November 29, 2021
Beaver ponds produce great wet habitat which then provides a refuge for fish and wildlife in a burned landscape near Hailey, Idaho. Photo: Joe Wheaton Beavers once lived in nearly every watershed in the U.S. Their constant engineering created vast wetlands that provided critically important habitat for a diverse array of wildlife and plant species. […]
Ask an Expert: Join Joe Smith as he discusses his new research highlighting how annual invasive grasses are spreading in the Great Basin and what this means for conservation.
Publication Alert: Annual Invasive Grasses Spreading Through Great Basin to Higher Elevations and Northern Aspects
November 23, 2021
Working Lands for Wildlife research is showing that annual invasive grasses are moving up in elevation and to more northern aspects throughout the Great Basin. >>READ THE STUDY<< Sweeping sagebrush and salt desert shrublands typify the Great Basin – a 200,000-square-mile landscape that encompasses much of Nevada and parts of Utah, Idaho, Oregon, Wyoming, […]
For eight years, SGI and partners have conducted a long-term conifer removal project in the Warner Mountains in SE Oregon. In addition to removing encroaching trees, university researchers studied how the removal affected sage grouse.
October 20, 2021
A long-term study from Oregon shows strategic tree removal boots sage grouse use of habitat as compared to areas where no trees were removed.

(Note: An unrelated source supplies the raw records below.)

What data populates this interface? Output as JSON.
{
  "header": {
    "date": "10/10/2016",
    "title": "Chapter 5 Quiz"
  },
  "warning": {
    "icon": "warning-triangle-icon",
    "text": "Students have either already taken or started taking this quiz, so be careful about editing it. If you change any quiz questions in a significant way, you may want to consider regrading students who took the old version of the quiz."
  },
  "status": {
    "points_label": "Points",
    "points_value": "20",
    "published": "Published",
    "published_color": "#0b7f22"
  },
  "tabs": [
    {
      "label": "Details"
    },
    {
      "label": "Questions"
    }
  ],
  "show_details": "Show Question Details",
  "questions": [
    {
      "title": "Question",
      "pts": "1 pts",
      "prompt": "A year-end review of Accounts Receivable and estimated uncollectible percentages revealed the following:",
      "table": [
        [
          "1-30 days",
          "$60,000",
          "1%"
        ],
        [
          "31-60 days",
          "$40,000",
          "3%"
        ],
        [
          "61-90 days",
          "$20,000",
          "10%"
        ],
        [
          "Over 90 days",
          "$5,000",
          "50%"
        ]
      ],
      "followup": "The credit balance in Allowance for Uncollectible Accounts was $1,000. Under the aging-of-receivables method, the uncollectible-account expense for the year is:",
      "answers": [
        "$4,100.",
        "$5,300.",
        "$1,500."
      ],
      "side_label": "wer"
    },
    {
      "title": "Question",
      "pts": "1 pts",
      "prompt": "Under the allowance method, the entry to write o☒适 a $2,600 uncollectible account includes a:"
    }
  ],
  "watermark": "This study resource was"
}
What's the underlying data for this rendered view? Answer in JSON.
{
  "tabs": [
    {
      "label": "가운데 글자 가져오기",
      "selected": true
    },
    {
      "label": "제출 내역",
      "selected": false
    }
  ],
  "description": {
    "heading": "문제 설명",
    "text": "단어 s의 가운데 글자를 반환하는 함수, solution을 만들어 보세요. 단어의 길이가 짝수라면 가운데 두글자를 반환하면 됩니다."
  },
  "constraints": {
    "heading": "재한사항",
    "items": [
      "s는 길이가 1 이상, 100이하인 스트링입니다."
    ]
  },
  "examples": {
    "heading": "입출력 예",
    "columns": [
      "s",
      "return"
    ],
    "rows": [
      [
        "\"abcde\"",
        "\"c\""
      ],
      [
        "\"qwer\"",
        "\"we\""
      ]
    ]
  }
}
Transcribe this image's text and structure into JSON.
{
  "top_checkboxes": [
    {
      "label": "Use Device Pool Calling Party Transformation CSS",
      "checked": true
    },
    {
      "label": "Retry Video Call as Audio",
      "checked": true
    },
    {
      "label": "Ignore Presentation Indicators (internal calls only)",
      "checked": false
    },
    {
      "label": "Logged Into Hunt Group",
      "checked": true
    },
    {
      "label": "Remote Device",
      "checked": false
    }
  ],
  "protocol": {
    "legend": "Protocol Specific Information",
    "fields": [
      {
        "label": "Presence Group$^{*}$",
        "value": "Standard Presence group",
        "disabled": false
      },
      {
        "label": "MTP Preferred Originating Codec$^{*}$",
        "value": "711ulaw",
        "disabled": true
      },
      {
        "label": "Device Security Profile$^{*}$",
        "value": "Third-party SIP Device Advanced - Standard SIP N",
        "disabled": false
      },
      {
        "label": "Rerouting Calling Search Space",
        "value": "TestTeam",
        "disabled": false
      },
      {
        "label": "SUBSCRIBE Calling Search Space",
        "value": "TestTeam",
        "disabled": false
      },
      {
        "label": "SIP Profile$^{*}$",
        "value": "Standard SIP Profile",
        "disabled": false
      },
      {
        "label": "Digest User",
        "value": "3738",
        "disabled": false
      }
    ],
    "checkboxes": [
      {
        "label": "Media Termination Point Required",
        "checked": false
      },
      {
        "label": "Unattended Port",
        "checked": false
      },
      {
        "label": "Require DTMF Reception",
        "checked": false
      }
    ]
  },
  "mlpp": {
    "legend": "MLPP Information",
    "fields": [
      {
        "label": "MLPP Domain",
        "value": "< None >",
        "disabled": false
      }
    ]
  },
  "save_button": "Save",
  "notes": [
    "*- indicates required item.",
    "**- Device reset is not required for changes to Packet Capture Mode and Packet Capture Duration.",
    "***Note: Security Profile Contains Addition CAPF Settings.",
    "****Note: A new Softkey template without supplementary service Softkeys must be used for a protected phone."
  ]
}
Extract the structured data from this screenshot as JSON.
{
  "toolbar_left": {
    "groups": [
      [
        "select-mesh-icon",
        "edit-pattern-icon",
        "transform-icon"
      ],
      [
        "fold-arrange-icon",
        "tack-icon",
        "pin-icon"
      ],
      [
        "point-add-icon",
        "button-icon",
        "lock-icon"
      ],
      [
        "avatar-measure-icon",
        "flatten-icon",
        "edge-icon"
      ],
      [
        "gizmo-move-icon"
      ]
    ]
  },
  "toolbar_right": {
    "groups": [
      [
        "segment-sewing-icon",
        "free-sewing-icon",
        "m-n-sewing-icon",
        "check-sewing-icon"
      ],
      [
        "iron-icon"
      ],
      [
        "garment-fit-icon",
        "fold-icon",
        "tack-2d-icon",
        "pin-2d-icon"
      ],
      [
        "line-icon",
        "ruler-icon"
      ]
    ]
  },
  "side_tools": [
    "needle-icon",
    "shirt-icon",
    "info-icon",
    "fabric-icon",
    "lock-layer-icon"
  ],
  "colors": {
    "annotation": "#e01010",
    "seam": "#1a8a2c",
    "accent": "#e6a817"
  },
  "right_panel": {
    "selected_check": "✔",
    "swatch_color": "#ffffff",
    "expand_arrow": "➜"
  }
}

September 30, 2021
A new report summarizes – in one place – more than a decade of WLFW science support that NRCS staff and partners can incorporate into their future work.
August 26, 2021
Working Lands for Wildlife researchers and scientists have spent years researching how sage grouse use the West’s mesic habitats, how best to restore those habitats, and ensuring the practices we promote truly benefit the bird and the herd.
Thinking Like Water: Working Lands for Wildlife Leads Low-Tech Mesic Restoration Efforts in Sagebrush Country
Since 2016, Working Lands for Wildlife has been trained nearly 2,000 people on low-tech mesic restoration techniques, empowering practitioners to implement riparian and wet meadow restoration projects across the West.